 Well, you might say that only the disaffected would reply to a union survey. But in December a Parliamentary Question from Pamela Nash MP to the new disability minister Mark Harper revealed:

Latest figures show that 1,245 former Remploy disabled workers (over 80 per cent) of the 1,507 people who were made redundant and had been supported by a Personal Case Worker were in work and/or had accessed Work Choice support. A total of 1058 jobs have been found for disabled former employees and 774 are currently in work.

Note the careful wording, not all the people made redundant were “supported by a Personal Case Worker”. A year after the last redundancies, just 774 were in work, about 39 per cent of the disabled people who lost their jobs.

2 Responses to Saving Our Safety Net Fact of the Week: Most Remploy workers never got another job

  1. George
    Jan 16th 2015, 5:40 pm

    On the 14th October last year following Lord Freud’s infamous remarks on disabled people and the minimum wage you wrote a plausible blog post showing how disabled people’s pay did not need to be below the market rate to obtain and maintain employment.

    Today you write a post showing that disabled people’s wages do need to be below the market rate to maintain or obtain employment by showing the effect of the removal of employment subsidy.

    I’m confused.

  2. Richard Exell

    Jan 16th 2015, 6:42 pm

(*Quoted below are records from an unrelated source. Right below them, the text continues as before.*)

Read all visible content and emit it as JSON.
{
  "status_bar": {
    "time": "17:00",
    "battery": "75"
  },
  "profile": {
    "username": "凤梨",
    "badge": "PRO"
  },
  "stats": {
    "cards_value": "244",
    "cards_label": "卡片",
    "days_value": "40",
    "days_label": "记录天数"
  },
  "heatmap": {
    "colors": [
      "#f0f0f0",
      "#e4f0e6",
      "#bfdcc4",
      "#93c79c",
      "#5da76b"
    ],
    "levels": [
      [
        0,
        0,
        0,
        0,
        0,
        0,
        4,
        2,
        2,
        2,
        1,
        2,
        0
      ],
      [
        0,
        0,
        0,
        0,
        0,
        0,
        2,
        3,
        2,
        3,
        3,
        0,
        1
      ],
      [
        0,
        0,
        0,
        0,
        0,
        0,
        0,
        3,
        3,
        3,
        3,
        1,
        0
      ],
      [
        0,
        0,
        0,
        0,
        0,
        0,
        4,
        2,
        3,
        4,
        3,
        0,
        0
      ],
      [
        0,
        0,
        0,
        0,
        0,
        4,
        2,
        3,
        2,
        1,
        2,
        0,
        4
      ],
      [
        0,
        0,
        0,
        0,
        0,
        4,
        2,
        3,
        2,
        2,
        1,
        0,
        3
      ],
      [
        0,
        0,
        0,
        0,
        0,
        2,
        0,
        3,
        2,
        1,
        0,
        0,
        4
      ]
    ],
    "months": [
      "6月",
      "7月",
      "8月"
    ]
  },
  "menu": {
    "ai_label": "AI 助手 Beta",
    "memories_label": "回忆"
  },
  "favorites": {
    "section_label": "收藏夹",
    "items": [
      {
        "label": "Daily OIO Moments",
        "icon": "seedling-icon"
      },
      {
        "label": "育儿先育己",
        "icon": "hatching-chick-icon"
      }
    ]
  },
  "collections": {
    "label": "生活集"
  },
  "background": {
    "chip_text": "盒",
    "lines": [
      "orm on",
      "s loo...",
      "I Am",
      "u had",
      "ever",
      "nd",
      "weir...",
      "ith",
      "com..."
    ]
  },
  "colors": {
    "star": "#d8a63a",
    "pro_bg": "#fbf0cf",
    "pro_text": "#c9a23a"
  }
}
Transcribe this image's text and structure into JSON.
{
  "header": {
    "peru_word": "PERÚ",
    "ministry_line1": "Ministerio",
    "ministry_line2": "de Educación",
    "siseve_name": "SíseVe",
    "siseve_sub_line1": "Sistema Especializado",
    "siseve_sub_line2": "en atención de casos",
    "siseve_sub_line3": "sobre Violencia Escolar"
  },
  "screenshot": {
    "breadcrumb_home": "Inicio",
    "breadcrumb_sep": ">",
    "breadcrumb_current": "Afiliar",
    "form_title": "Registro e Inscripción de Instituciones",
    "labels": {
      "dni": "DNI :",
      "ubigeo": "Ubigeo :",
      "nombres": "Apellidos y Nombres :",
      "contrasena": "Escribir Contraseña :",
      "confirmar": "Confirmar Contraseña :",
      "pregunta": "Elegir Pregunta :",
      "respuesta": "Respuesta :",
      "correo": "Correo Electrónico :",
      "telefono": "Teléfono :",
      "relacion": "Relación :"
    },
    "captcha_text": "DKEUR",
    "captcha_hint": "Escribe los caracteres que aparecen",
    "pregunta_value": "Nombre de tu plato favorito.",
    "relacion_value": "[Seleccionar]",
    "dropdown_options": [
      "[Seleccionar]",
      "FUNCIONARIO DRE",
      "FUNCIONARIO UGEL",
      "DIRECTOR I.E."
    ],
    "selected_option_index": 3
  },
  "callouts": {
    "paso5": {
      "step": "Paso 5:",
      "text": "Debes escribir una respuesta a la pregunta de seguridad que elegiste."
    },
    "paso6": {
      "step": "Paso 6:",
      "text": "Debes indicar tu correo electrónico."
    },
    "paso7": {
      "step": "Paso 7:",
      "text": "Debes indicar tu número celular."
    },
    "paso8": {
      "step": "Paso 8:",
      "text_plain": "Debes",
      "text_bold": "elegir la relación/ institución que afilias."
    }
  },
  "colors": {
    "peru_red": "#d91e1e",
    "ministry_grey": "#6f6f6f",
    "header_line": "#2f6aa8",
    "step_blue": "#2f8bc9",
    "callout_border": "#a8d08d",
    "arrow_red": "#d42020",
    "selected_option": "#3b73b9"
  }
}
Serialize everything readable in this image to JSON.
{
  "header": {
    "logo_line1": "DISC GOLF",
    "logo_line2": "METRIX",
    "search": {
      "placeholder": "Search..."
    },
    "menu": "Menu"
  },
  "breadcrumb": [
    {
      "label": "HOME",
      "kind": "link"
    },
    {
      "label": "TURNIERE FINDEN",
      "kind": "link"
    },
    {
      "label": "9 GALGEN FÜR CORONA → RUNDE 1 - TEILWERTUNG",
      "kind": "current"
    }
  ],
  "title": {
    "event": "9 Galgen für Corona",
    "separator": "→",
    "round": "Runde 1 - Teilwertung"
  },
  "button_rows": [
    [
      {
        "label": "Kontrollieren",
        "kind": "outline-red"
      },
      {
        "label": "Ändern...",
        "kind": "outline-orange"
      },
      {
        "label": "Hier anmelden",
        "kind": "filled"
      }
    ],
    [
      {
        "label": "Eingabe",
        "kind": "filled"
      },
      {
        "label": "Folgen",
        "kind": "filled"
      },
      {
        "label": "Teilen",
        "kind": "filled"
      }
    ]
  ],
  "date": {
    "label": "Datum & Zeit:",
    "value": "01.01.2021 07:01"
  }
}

    Thanks for your comment, George. My post on Lord Freud’s comments pointed out that disabled workers don’t need to be excluded from the NMW – the gap between disabled and non-disabled people’s employment rates shrank after the introduction of the minimum wage. Today’s post argues that these particular jobs needed a subsidy, rather than disabled people. There was nothing new about this, the jobs had always been subsidised. Take the subsidy away and the people who had been doing those jobs found it hard to get new jobs – lots of people who are made redundant find this, whether they are disabled or not.
    My grounds for opposing the ending of the subsidy to Remploy factories weren’t that these workers could only get jobs if they were subsidised, but that the jobs they had would be lost.
    That’s the basis on which I support all workers facing redundancies.